I don't think there's a lot that directly compares to what Washington state and other states I'm sure soon are going through or will be going through. But there have been long term disasters in our country before. And I'm curious if you've been in contact with your counterparts in other states who might have been through hurricanes or wildfire seasons or anything else that would have similar effects on a community where daily life just can't function for a long period of time.
What's unique this time is that my own staff, my 1,600 people across Washington state are themselves directly impacted by this. At the same time that we are working to help those around us in our communities and across our state who are impacted. So I think that that changes the equation a bit in our ability to respond and to stay focused on both ourselves and our families as well as those that we're serving. So that's a unique difference this time around that we haven't faced before in this type of situation. It is like a wave. And we are at the very front of the wave and in King County and Seattle and Snohomish and Pierce, we're at the front of the front of the wave for Washington State. So it's how do we both rapidly act, rapidly learn and rapidly share so that others can use us as their crystal ball and be prepared for when this wave hits them as well?

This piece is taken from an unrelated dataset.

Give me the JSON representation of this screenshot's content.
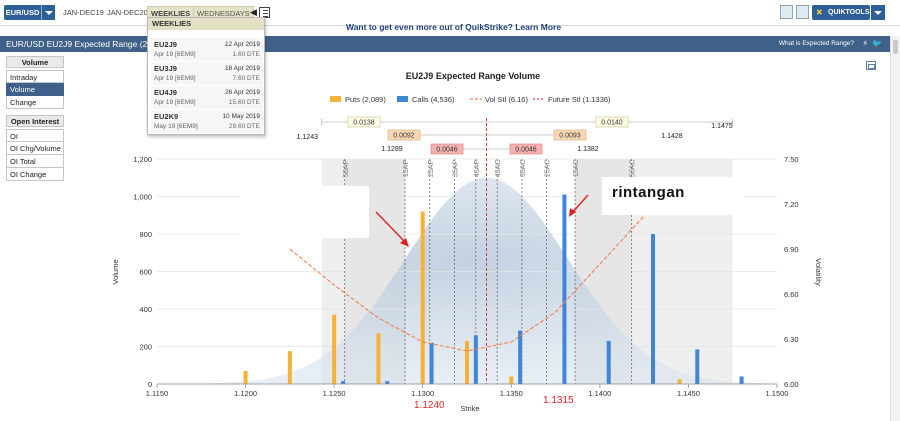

If somebody shows up in front of you and says, Commissioner LeVine, what do I do? What's the first thing you tell them?
I would echo what the governor has already said, and that is that we will get through this. It feels like a ton of pressure right now. And it is. And we are bringing all of our resources to bear to help us get through this. And we will get through this. That's first and foremost to reassure that individual to access resources. I would encourage them to go to our Web site, look at the different scenarios that we've built out, identify where they might fit in. We recognize that there are some gaps and we're looking at how do we fill those gaps. There are some businesses who have already said they're going to be extending their paid leave options. We also are looking at how can other businesses help? I understand, for example, the Seattle Foundation has a fund to help different institutions that help individuals throughout the communities. So there are many folks who are trying to bring resources to bear on this. Right now, we're at the start of the wave and we are going to get our rhythm. We are going to be able to help folks in this time of great need.